This could be history soon. With more devices being connected to the Internet, machines will be able to talk to each other. Field service will incorporate machine to machine (M2M), which means that your lawn mover will automatically send a signal to the service center when it is broken. Predictive maintenance will further help to keep track of a machine’s condition and bring it to service when needed. This technology is especially powerful with regard to delivering great customer service, because you are able to predict failure before your customer knows there is something wrong.
Don’t Bring Your Spare Part. Simply Print It.

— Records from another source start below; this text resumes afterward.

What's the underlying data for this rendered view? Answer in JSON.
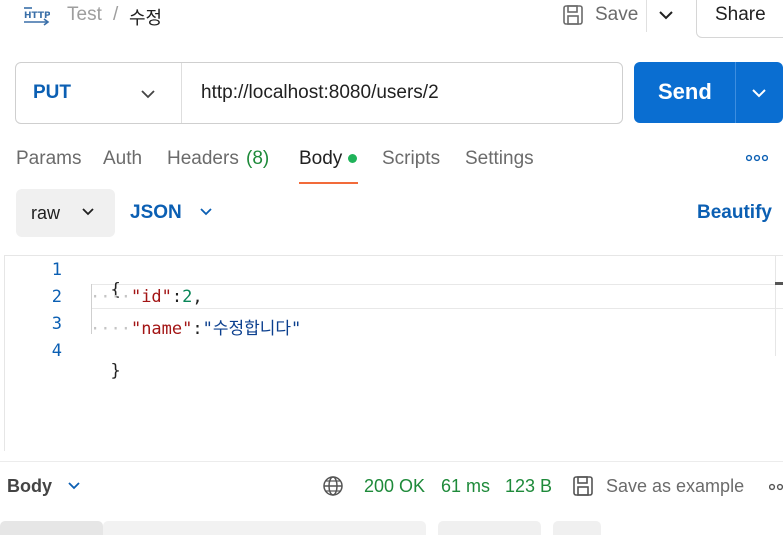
{
  "header": {
    "collection": "Test",
    "separator": "/",
    "request_name": "수정",
    "save_label": "Save",
    "share_label": "Share"
  },
  "request": {
    "method": "PUT",
    "url": "http://localhost:8080/users/2",
    "send_label": "Send"
  },
  "tabs": [
    {
      "label": "Params"
    },
    {
      "label": "Auth"
    },
    {
      "label": "Headers",
      "count": "(8)"
    },
    {
      "label": "Body",
      "active": true
    },
    {
      "label": "Scripts"
    },
    {
      "label": "Settings"
    }
  ],
  "body_options": {
    "mode": "raw",
    "language": "JSON",
    "beautify_label": "Beautify"
  },
  "editor": {
    "line_numbers": [
      "1",
      "2",
      "3",
      "4"
    ],
    "lines": [
      {
        "open": "{"
      },
      {
        "indent": "····",
        "key": "\"id\"",
        "colon": ":",
        "value": "2",
        "comma": ","
      },
      {
        "indent": "····",
        "key": "\"name\"",
        "colon": ":",
        "value": "\"수정합니다\""
      },
      {
        "close": "}"
      }
    ]
  },
  "response": {
    "label": "Body",
    "status": "200 OK",
    "time": "61 ms",
    "size": "123 B",
    "save_example_label": "Save as example"
  },
  "colors": {
    "accent": "#0a6ed1",
    "method": "#0b5fb3",
    "success": "#1e8a3a",
    "active_tab_underline": "#f26b3a",
    "body_dot": "#1fb35a"
  },
  "icons": [
    "http-icon",
    "save-icon",
    "chevron-down-icon",
    "more-horizontal-icon",
    "globe-icon"
  ]
}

3D printing has been hyped a lot recently. Whether it was U.S. chocolate manufacturer Hershley that made the first 3D chocolate or Cirque du Soleil that printed their amazing costumes. Gartner predicts that shipments of 3D printers will more than double over the next years and will reach 2.3 million by 2018. Using 3D printing in field service would mean that an employee in the field would be able to print spare parts right at the spot. While it is possible to see field parts inventory using field service applications or software and order parts from a colleague nearby, 3D printing of spare parts will further revolutionize inventory management. For starters it will save time and make your customers happy, because everything is done instantly.
Big Data is another buzzword that is often discussed. And we are only in the beginning of grasping the potential of Big Data for the industry. Facebook alone stores over 30 Petabytes of user-generated data. And with social media and the Internet of Things (IoT) more and more data will be produced across all industries. Field service is still lagging behind, because many companies have yet to switch to field service automation. Field service software is a prerequisite in order to collect valuable data that helps businesses to get ahead of competition. What if you were able to analyze how long an average service job is taking or predict most common reasons for a machine to break? – You would be able to optimize your processes, improve your products and save money.